Research on the topic is continuing. In the future, though, it is possible that blind computer users will not only have mouse pads, but also stomach pads.


Do we perceive men and women sportscasters differently?

What impressions do young adults have of men and women sportscasters? That is a question recently investigated by a team of researchers that included Shippensburg University professor Jamonn Campbell. Investigators Jeff Kretschmar, Lauren Harlow, Heather Napier, Jamonn Campbell, Christian End, and David Mueller presented their findings at the 2002 meeting of the American Psychological Society in New Orleans.

Thirty-three undergraduate women and 32 undergraduate men listened to identical taped sportscasts. Some participants heard a man’s voice on the tape and others heard a woman’s voice. After listening to the recordings, the undergraduates rated the speaker on several general traits, such as competence and intelligence, and on some specific issues, such as how competent the person was with regard to sports. For the overall traits, ratings were significantly higher for the female speaker. Both men and women participants perceived her to make a better general impression, which involved traits such as being more agreeable, pleasant, competent, and intelligent. When it came to competence specifically related to sports, though, both men and women rated the male speaker as significantly more competent. With regard to how the participants thought the person would be regarded by other sportscasters, there were difference between women and men participants. Ratings by men revealed no significant differences between the two sportscasters, whereas ratings by women were significantly higher for the man than for the woman. In other words, male participants thought gender wouldn’t matter when it came to respect by colleagues, but female participants believed the man would be respected more than the woman.

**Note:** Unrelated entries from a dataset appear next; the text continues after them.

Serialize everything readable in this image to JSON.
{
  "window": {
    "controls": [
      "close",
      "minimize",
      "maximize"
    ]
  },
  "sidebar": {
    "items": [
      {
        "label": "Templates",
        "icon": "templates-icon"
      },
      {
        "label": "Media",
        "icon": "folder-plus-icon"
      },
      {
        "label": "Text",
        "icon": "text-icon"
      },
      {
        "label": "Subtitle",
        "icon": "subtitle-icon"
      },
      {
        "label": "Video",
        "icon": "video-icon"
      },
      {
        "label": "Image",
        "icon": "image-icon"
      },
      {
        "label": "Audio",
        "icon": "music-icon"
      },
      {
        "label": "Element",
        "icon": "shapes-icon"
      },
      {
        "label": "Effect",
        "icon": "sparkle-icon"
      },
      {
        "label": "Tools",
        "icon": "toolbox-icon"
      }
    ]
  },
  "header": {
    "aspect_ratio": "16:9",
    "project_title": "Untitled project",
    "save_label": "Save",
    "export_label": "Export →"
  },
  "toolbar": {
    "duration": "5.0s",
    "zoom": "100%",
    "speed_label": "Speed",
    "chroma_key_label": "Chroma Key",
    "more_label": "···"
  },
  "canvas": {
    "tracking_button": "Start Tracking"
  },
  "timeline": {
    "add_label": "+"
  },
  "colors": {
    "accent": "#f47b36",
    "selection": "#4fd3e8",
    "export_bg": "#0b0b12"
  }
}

The results suggest that when we think about men and women in certain professions, our beliefs about gender can have a significant influence on us. Awareness of such tendencies may help us to be alert to times when we need to focus more on the message and less on the messenger.



Editor: Kenneth France, Ph.D.